PROBLEM STATEMENT: Reproduce all records verbatim.

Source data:
-- Opening Marker --
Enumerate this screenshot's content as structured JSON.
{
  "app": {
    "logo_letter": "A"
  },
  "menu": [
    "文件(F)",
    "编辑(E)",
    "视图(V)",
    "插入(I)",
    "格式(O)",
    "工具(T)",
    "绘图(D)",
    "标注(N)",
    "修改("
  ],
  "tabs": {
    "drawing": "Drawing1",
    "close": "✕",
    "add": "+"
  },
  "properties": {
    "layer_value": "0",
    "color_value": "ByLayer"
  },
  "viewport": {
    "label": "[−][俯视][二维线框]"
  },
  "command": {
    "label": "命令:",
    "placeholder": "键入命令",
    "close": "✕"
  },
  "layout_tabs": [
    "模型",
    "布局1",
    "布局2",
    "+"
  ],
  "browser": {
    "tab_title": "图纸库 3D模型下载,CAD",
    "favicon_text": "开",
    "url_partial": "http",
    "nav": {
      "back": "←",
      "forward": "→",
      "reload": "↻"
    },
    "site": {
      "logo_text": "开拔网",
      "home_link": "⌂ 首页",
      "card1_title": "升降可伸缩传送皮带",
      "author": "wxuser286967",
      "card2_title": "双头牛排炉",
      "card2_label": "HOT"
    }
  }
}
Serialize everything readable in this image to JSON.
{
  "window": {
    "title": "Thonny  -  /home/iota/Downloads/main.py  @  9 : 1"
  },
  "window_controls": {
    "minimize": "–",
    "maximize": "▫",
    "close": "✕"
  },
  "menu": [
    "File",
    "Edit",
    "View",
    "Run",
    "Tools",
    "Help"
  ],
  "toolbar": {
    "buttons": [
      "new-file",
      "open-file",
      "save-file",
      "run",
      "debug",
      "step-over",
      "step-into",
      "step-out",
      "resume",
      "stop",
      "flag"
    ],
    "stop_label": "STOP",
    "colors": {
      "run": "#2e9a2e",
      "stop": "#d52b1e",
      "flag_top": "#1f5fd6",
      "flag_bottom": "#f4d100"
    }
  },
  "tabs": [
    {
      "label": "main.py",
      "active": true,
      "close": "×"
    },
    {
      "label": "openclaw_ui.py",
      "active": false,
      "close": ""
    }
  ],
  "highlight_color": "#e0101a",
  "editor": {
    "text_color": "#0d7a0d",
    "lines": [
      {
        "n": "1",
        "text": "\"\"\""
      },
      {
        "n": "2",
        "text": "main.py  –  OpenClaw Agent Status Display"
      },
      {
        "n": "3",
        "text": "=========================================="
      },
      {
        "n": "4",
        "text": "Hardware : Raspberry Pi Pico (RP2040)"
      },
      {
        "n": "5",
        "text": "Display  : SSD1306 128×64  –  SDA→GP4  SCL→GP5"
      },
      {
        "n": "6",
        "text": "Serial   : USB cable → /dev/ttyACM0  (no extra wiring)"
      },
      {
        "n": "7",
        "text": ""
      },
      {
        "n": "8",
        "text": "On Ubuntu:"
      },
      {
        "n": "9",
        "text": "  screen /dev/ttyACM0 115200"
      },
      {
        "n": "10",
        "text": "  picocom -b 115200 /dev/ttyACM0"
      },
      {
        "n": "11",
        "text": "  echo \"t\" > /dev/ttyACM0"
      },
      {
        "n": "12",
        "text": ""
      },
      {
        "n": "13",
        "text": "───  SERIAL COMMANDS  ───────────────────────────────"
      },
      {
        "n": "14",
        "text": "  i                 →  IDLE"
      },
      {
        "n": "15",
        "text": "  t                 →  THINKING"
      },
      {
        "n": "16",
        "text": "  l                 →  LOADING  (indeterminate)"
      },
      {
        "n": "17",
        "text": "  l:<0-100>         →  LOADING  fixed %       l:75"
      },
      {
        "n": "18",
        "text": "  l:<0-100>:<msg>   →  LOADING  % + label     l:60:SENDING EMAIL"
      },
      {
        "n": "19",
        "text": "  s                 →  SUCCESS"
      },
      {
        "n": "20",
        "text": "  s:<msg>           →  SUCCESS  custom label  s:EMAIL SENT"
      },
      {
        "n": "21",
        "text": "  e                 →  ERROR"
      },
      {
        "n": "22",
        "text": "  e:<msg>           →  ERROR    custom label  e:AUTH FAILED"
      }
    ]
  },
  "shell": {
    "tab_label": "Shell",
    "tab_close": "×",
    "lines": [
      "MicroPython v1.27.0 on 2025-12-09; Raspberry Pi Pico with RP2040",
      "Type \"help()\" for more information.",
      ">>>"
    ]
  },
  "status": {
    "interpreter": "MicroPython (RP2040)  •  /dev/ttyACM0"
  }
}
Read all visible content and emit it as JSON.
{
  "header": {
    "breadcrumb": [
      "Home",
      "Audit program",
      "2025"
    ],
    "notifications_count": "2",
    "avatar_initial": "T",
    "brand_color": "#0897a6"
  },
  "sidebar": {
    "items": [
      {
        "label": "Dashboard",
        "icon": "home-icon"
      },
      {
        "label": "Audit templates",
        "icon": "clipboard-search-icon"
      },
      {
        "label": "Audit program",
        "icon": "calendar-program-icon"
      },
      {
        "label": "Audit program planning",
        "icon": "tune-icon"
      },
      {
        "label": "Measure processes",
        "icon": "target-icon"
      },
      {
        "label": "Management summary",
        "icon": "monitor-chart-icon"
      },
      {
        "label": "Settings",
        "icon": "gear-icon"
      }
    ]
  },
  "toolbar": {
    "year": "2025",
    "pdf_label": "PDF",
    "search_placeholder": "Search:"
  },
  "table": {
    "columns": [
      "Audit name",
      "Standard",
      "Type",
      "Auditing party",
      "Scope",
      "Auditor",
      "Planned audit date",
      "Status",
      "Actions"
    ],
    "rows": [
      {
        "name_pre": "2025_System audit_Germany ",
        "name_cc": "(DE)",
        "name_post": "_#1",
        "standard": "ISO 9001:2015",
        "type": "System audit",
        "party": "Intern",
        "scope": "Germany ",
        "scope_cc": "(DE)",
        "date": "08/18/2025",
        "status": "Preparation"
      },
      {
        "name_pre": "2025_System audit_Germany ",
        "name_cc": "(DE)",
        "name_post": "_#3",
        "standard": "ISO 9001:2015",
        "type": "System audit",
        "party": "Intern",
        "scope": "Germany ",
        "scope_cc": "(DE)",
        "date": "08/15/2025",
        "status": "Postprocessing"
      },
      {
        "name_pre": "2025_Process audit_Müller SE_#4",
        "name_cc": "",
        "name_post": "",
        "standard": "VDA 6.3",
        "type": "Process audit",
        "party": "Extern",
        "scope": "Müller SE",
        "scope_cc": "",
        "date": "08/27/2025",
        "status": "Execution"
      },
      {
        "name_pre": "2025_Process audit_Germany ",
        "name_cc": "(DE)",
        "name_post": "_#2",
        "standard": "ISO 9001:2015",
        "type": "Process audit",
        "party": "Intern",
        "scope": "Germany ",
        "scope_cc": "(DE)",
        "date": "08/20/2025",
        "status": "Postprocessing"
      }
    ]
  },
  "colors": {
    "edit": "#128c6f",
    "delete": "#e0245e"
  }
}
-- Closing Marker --
EXERCISE ANSWER:
Enumerate this screenshot's content as structured JSON.
{
  "app": {
    "logo_letter": "A"
  },
  "menu": [
    "文件(F)",
    "编辑(E)",
    "视图(V)",
    "插入(I)",
    "格式(O)",
    "工具(T)",
    "绘图(D)",
    "标注(N)",
    "修改("
  ],
  "tabs": {
    "drawing": "Drawing1",
    "close": "✕",
    "add": "+"
  },
  "properties": {
    "layer_value": "0",
    "color_value": "ByLayer"
  },
  "viewport": {
    "label": "[−][俯视][二维线框]"
  },
  "command": {
    "label": "命令:",
    "placeholder": "键入命令",
    "close": "✕"
  },
  "layout_tabs": [
    "模型",
    "布局1",
    "布局2",
    "+"
  ],
  "browser": {
    "tab_title": "图纸库 3D模型下载,CAD",
    "favicon_text": "开",
    "url_partial": "http",
    "nav": {
      "back": "←",
      "forward": "→",
      "reload": "↻"
    },
    "site": {
      "logo_text": "开拔网",
      "home_link": "⌂ 首页",
      "card1_title": "升降可伸缩传送皮带",
      "author": "wxuser286967",
      "card2_title": "双头牛排炉",
      "card2_label": "HOT"
    }
  }
}
Serialize everything readable in this image to JSON.
{
  "window": {
    "title": "Thonny  -  /home/iota/Downloads/main.py  @  9 : 1"
  },
  "window_controls": {
    "minimize": "–",
    "maximize": "▫",
    "close": "✕"
  },
  "menu": [
    "File",
    "Edit",
    "View",
    "Run",
    "Tools",
    "Help"
  ],
  "toolbar": {
    "buttons": [
      "new-file",
      "open-file",
      "save-file",
      "run",
      "debug",
      "step-over",
      "step-into",
      "step-out",
      "resume",
      "stop",
      "flag"
    ],
    "stop_label": "STOP",
    "colors": {
      "run": "#2e9a2e",
      "stop": "#d52b1e",
      "flag_top": "#1f5fd6",
      "flag_bottom": "#f4d100"
    }
  },
  "tabs": [
    {
      "label": "main.py",
      "active": true,
      "close": "×"
    },
    {
      "label": "openclaw_ui.py",
      "active": false,
      "close": ""
    }
  ],
  "highlight_color": "#e0101a",
  "editor": {
    "text_color": "#0d7a0d",
    "lines": [
      {
        "n": "1",
        "text": "\"\"\""
      },
      {
        "n": "2",
        "text": "main.py  –  OpenClaw Agent Status Display"
      },
      {
        "n": "3",
        "text": "=========================================="
      },
      {
        "n": "4",
        "text": "Hardware : Raspberry Pi Pico (RP2040)"
      },
      {
        "n": "5",
        "text": "Display  : SSD1306 128×64  –  SDA→GP4  SCL→GP5"
      },
      {
        "n": "6",
        "text": "Serial   : USB cable → /dev/ttyACM0  (no extra wiring)"
      },
      {
        "n": "7",
        "text": ""
      },
      {
        "n": "8",
        "text": "On Ubuntu:"
      },
      {
        "n": "9",
        "text": "  screen /dev/ttyACM0 115200"
      },
      {
        "n": "10",
        "text": "  picocom -b 115200 /dev/ttyACM0"
      },
      {
        "n": "11",
        "text": "  echo \"t\" > /dev/ttyACM0"
      },
      {
        "n": "12",
        "text": ""
      },
      {
        "n": "13",
        "text": "───  SERIAL COMMANDS  ───────────────────────────────"
      },
      {
        "n": "14",
        "text": "  i                 →  IDLE"
      },
      {
        "n": "15",
        "text": "  t                 →  THINKING"
      },
      {
        "n": "16",
        "text": "  l                 →  LOADING  (indeterminate)"
      },
      {
        "n": "17",
        "text": "  l:<0-100>         →  LOADING  fixed %       l:75"
      },
      {
        "n": "18",
        "text": "  l:<0-100>:<msg>   →  LOADING  % + label     l:60:SENDING EMAIL"
      },
      {
        "n": "19",
        "text": "  s                 →  SUCCESS"
      },
      {
        "n": "20",
        "text": "  s:<msg>           →  SUCCESS  custom label  s:EMAIL SENT"
      },
      {
        "n": "21",
        "text": "  e                 →  ERROR"
      },
      {
        "n": "22",
        "text": "  e:<msg>           →  ERROR    custom label  e:AUTH FAILED"
      }
    ]
  },
  "shell": {
    "tab_label": "Shell",
    "tab_close": "×",
    "lines": [
      "MicroPython v1.27.0 on 2025-12-09; Raspberry Pi Pico with RP2040",
      "Type \"help()\" for more information.",
      ">>>"
    ]
  },
  "status": {
    "interpreter": "MicroPython (RP2040)  •  /dev/ttyACM0"
  }
}
Read all visible content and emit it as JSON.
{
  "header": {
    "breadcrumb": [
      "Home",
      "Audit program",
      "2025"
    ],
    "notifications_count": "2",
    "avatar_initial": "T",
    "brand_color": "#0897a6"
  },
  "sidebar": {
    "items": [
      {
        "label": "Dashboard",
        "icon": "home-icon"
      },
      {
        "label": "Audit templates",
        "icon": "clipboard-search-icon"
      },
      {
        "label": "Audit program",
        "icon": "calendar-program-icon"
      },
      {
        "label": "Audit program planning",
        "icon": "tune-icon"
      },
      {
        "label": "Measure processes",
        "icon": "target-icon"
      },
      {
        "label": "Management summary",
        "icon": "monitor-chart-icon"
      },
      {
        "label": "Settings",
        "icon": "gear-icon"
      }
    ]
  },
  "toolbar": {
    "year": "2025",
    "pdf_label": "PDF",
    "search_placeholder": "Search:"
  },
  "table": {
    "columns": [
      "Audit name",
      "Standard",
      "Type",
      "Auditing party",
      "Scope",
      "Auditor",
      "Planned audit date",
      "Status",
      "Actions"
    ],
    "rows": [
      {
        "name_pre": "2025_System audit_Germany ",
        "name_cc": "(DE)",
        "name_post": "_#1",
        "standard": "ISO 9001:2015",
        "type": "System audit",
        "party": "Intern",
        "scope": "Germany ",
        "scope_cc": "(DE)",
        "date": "08/18/2025",
        "status": "Preparation"
      },
      {
        "name_pre": "2025_System audit_Germany ",
        "name_cc": "(DE)",
        "name_post": "_#3",
        "standard": "ISO 9001:2015",
        "type": "System audit",
        "party": "Intern",
        "scope": "Germany ",
        "scope_cc": "(DE)",
        "date": "08/15/2025",
        "status": "Postprocessing"
      },
      {
        "name_pre": "2025_Process audit_Müller SE_#4",
        "name_cc": "",
        "name_post": "",
        "standard": "VDA 6.3",
        "type": "Process audit",
        "party": "Extern",
        "scope": "Müller SE",
        "scope_cc": "",
        "date": "08/27/2025",
        "status": "Execution"
      },
      {
        "name_pre": "2025_Process audit_Germany ",
        "name_cc": "(DE)",
        "name_post": "_#2",
        "standard": "ISO 9001:2015",
        "type": "Process audit",
        "party": "Intern",
        "scope": "Germany ",
        "scope_cc": "(DE)",
        "date": "08/20/2025",
        "status": "Postprocessing"
      }
    ]
  },
  "colors": {
    "edit": "#128c6f",
    "delete": "#e0245e"
  }
}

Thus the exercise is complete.